*RECORDS SUPPLIED:*
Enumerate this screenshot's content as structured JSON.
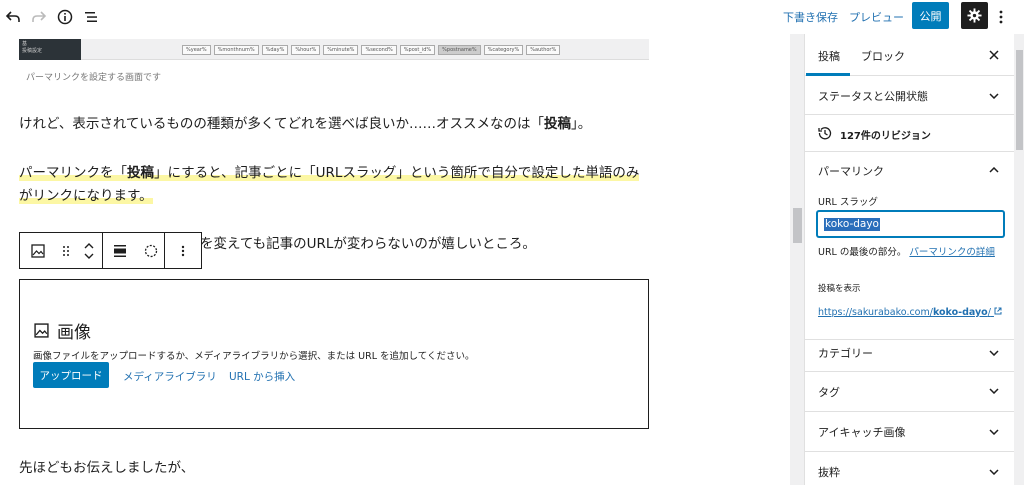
{
  "toolbar": {
    "undo_icon": "undo-icon",
    "redo_icon": "redo-icon",
    "info_icon": "info-icon",
    "outline_icon": "list-view-icon",
    "save_draft": "下書き保存",
    "preview": "プレビュー",
    "publish": "公開",
    "settings_icon": "gear-icon",
    "more_icon": "more-vertical-icon"
  },
  "editor": {
    "image_strip": {
      "left_text": "基\n投稿設定",
      "tags": [
        "%year%",
        "%monthnum%",
        "%day%",
        "%hour%",
        "%minute%",
        "%second%",
        "%post_id%",
        "%postname%",
        "%category%",
        "%author%"
      ],
      "selected_tag": "%postname%"
    },
    "caption": "パーマリンクを設定する画面です",
    "para1": {
      "before": "けれど、表示されているものの種類が多くてどれを選べば良いか……オススメなのは「",
      "bold": "投稿",
      "after": "」。"
    },
    "para2": {
      "line1_before": "パーマリンクを「",
      "line1_bold": "投稿",
      "line1_after": "」にすると、記事ごとに「URLスラッグ」という箇所で自分で設定した単語のみ",
      "line2": "がリンクになります。"
    },
    "para3_visible": "を変えても記事のURLが変わらないのが嬉しいところ。",
    "block_toolbar": {
      "icons": [
        "image-icon",
        "drag-handle-icon",
        "move-up-down-icon",
        "align-icon",
        "circle-dashed-icon",
        "more-vertical-icon"
      ]
    },
    "image_placeholder": {
      "title": "画像",
      "description": "画像ファイルをアップロードするか、メディアライブラリから選択、または URL を追加してください。",
      "upload": "アップロード",
      "media_library": "メディアライブラリ",
      "insert_url": "URL から挿入"
    },
    "para4": "先ほどもお伝えしましたが、"
  },
  "sidebar": {
    "tabs": [
      "投稿",
      "ブロック"
    ],
    "active_tab": "投稿",
    "close_icon": "close-icon",
    "status_panel": "ステータスと公開状態",
    "revisions": "127件のリビジョン",
    "permalink_panel": "パーマリンク",
    "url_slug_label": "URL スラッグ",
    "url_slug_value": "koko-dayo",
    "slug_note_prefix": "URL の最後の部分。",
    "slug_note_link": "パーマリンクの詳細",
    "view_post_label": "投稿を表示",
    "post_url_prefix": "https://sakurabako.com/",
    "post_url_slug": "koko-dayo",
    "post_url_suffix": "/",
    "category_panel": "カテゴリー",
    "tag_panel": "タグ",
    "featured_image_panel": "アイキャッチ画像",
    "excerpt_panel": "抜粋"
  },
  "colors": {
    "accent": "#007cba",
    "link": "#2271b1",
    "highlight": "#fcf7a4",
    "dark": "#1e1e1e"
  }
}
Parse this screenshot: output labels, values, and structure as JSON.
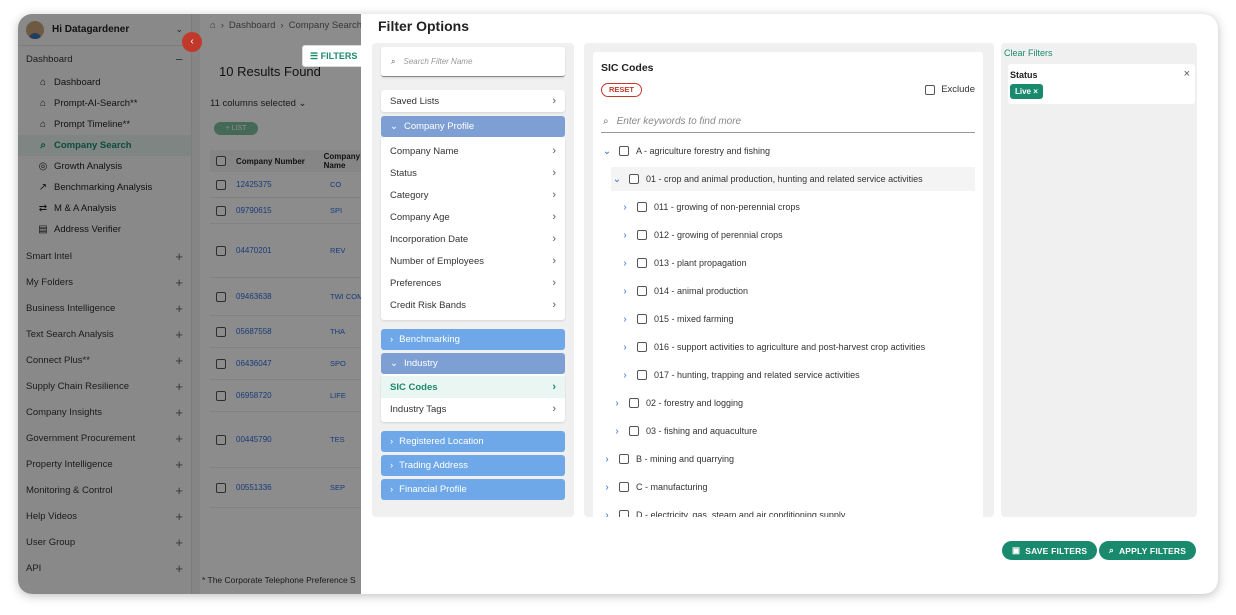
{
  "sidebar": {
    "user_name": "Hi Datagardener",
    "dashboard_section": "Dashboard",
    "dashboard_items": [
      {
        "label": "Dashboard",
        "icon": "home-icon"
      },
      {
        "label": "Prompt-AI-Search**",
        "icon": "home-icon"
      },
      {
        "label": "Prompt Timeline**",
        "icon": "home-icon"
      },
      {
        "label": "Company Search",
        "icon": "search-icon"
      },
      {
        "label": "Growth Analysis",
        "icon": "growth-icon"
      },
      {
        "label": "Benchmarking Analysis",
        "icon": "trend-icon"
      },
      {
        "label": "M & A Analysis",
        "icon": "merge-icon"
      },
      {
        "label": "Address Verifier",
        "icon": "document-icon"
      }
    ],
    "sections": [
      "Smart Intel",
      "My Folders",
      "Business Intelligence",
      "Text Search Analysis",
      "Connect Plus**",
      "Supply Chain Resilience",
      "Company Insights",
      "Government Procurement",
      "Property Intelligence",
      "Monitoring & Control",
      "Help Videos",
      "User Group",
      "API"
    ]
  },
  "main": {
    "breadcrumb": [
      "Dashboard",
      "Company Search"
    ],
    "results_label": "10 Results Found",
    "filters_button": "FILTERS",
    "columns_selected": "11 columns selected",
    "list_pill": "+ LIST",
    "table_headers": [
      "Company Number",
      "Company Name"
    ],
    "rows": [
      {
        "number": "12425375",
        "name": "CO"
      },
      {
        "number": "09790615",
        "name": "SPI"
      },
      {
        "number": "04470201",
        "name": "REV"
      },
      {
        "number": "09463638",
        "name": "TWI COMPA"
      },
      {
        "number": "05687558",
        "name": "THA"
      },
      {
        "number": "06436047",
        "name": "SPO"
      },
      {
        "number": "06958720",
        "name": "LIFE"
      },
      {
        "number": "00445790",
        "name": "TES"
      },
      {
        "number": "00551336",
        "name": "SEP"
      }
    ],
    "footnote": "* The Corporate Telephone Preference S"
  },
  "filter_panel": {
    "title": "Filter Options",
    "search_placeholder": "Search Filter Name",
    "saved_lists": "Saved Lists",
    "company_profile": "Company Profile",
    "company_profile_items": [
      "Company Name",
      "Status",
      "Category",
      "Company Age",
      "Incorporation Date",
      "Number of Employees",
      "Preferences",
      "Credit Risk Bands"
    ],
    "benchmarking": "Benchmarking",
    "industry": "Industry",
    "industry_items": [
      "SIC Codes",
      "Industry Tags"
    ],
    "more_sections": [
      "Registered Location",
      "Trading Address",
      "Financial Profile"
    ],
    "sic": {
      "title": "SIC Codes",
      "reset": "RESET",
      "exclude": "Exclude",
      "keyword_placeholder": "Enter keywords to find more",
      "tree": [
        {
          "label": "A - agriculture forestry and fishing",
          "level": 0,
          "toggle": "expanded"
        },
        {
          "label": "01 - crop and animal production, hunting and related service activities",
          "level": 1,
          "toggle": "expanded"
        },
        {
          "label": "011 - growing of non-perennial crops",
          "level": 2,
          "toggle": "collapsed"
        },
        {
          "label": "012 - growing of perennial crops",
          "level": 2,
          "toggle": "collapsed"
        },
        {
          "label": "013 - plant propagation",
          "level": 2,
          "toggle": "collapsed"
        },
        {
          "label": "014 - animal production",
          "level": 2,
          "toggle": "collapsed"
        },
        {
          "label": "015 - mixed farming",
          "level": 2,
          "toggle": "collapsed"
        },
        {
          "label": "016 - support activities to agriculture and post-harvest crop activities",
          "level": 2,
          "toggle": "collapsed"
        },
        {
          "label": "017 - hunting, trapping and related service activities",
          "level": 2,
          "toggle": "collapsed"
        },
        {
          "label": "02 - forestry and logging",
          "level": 1,
          "toggle": "collapsed"
        },
        {
          "label": "03 - fishing and aquaculture",
          "level": 1,
          "toggle": "collapsed"
        },
        {
          "label": "B - mining and quarrying",
          "level": 0,
          "toggle": "collapsed"
        },
        {
          "label": "C - manufacturing",
          "level": 0,
          "toggle": "collapsed"
        },
        {
          "label": "D - electricity, gas, steam and air conditioning supply",
          "level": 0,
          "toggle": "collapsed"
        }
      ]
    },
    "applied": {
      "clear_filters": "Clear Filters",
      "status_title": "Status",
      "status_chip": "Live ×"
    },
    "save_filters": "SAVE FILTERS",
    "apply_filters": "APPLY FILTERS"
  },
  "colors": {
    "accent": "#1a8a6e",
    "accordion_blue": "#6fa8e8",
    "reset_red": "#c0392b",
    "link_blue": "#2d6cdf"
  }
}
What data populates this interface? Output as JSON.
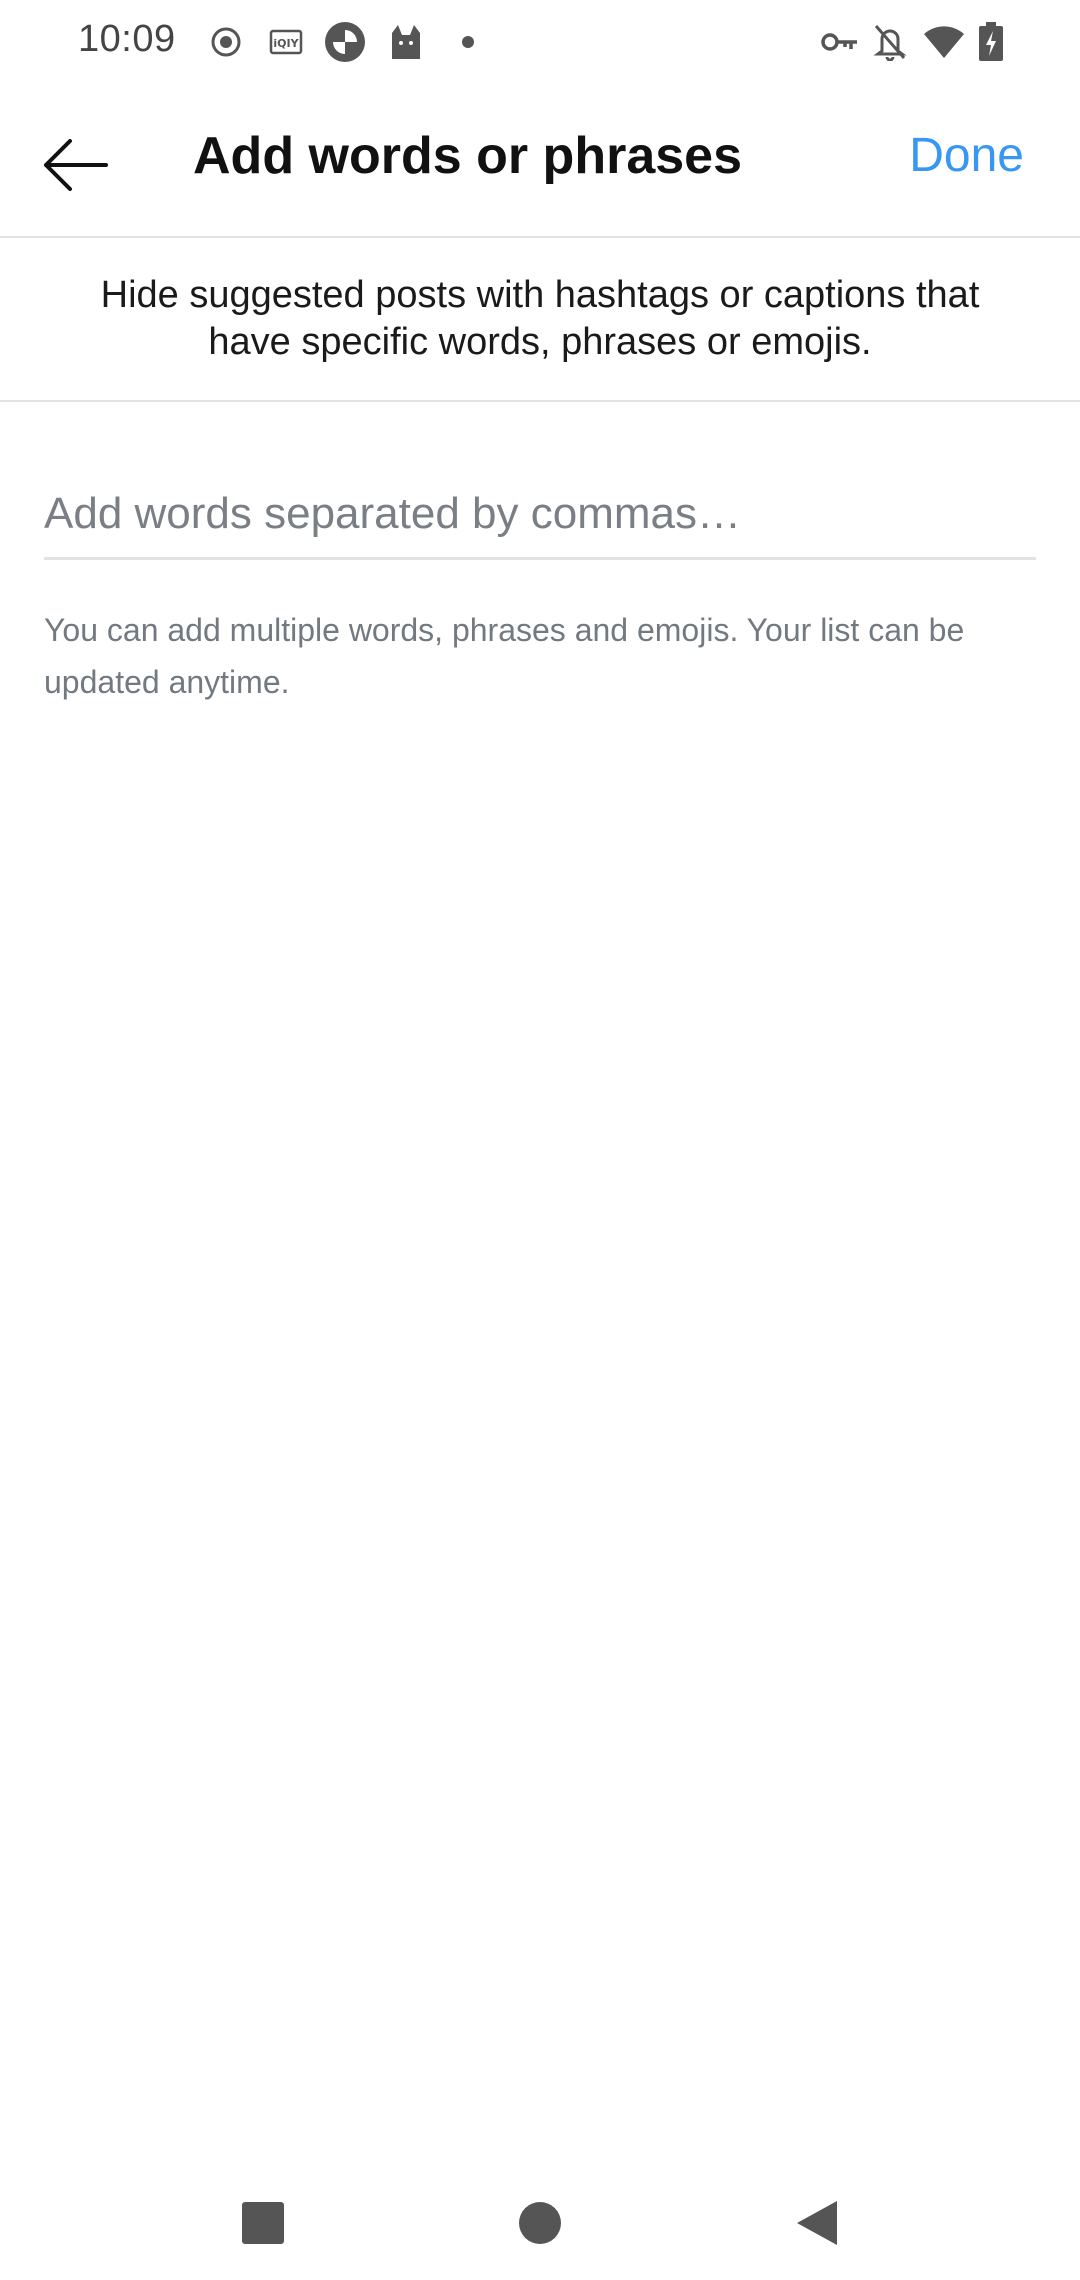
{
  "status_bar": {
    "time": "10:09",
    "left_icons": [
      "record-icon",
      "iqiyi-icon",
      "camera-app-icon",
      "cat-icon",
      "dot-icon"
    ],
    "right_icons": [
      "key-icon",
      "notifications-off-icon",
      "wifi-icon",
      "battery-charging-icon"
    ]
  },
  "header": {
    "title": "Add words or phrases",
    "back_icon": "arrow-left-icon",
    "done_label": "Done"
  },
  "description": {
    "text": "Hide suggested posts with hashtags or captions that have specific words, phrases or emojis."
  },
  "input": {
    "value": "",
    "placeholder": "Add words separated by commas…"
  },
  "helper": {
    "text": "You can add multiple words, phrases and emojis. Your list can be updated anytime."
  },
  "nav_bar": {
    "buttons": [
      "recents-square-icon",
      "home-circle-icon",
      "back-triangle-icon"
    ]
  },
  "colors": {
    "accent": "#3897f0",
    "divider": "#e3e3e3",
    "secondary_text": "#737980",
    "nav_icon": "#555555"
  }
}
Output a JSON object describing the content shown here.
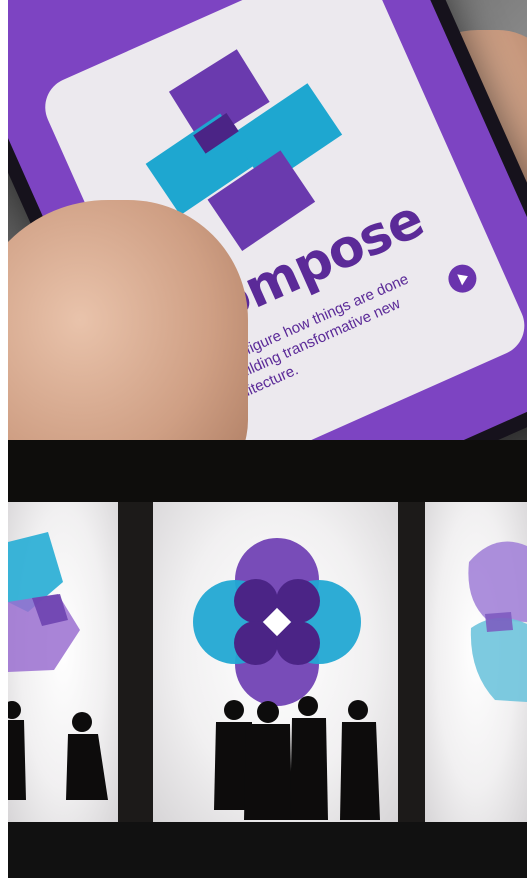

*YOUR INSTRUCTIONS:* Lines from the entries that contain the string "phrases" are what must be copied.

*ANSWER TO THE PROBLEM:*
    "title": "Add words or phrases",
    "text": "Hide suggested posts with hashtags or captions that have specific words, phrases or emojis."
    "text": "You can add multiple words, phrases and emojis. Your list can be updated anytime."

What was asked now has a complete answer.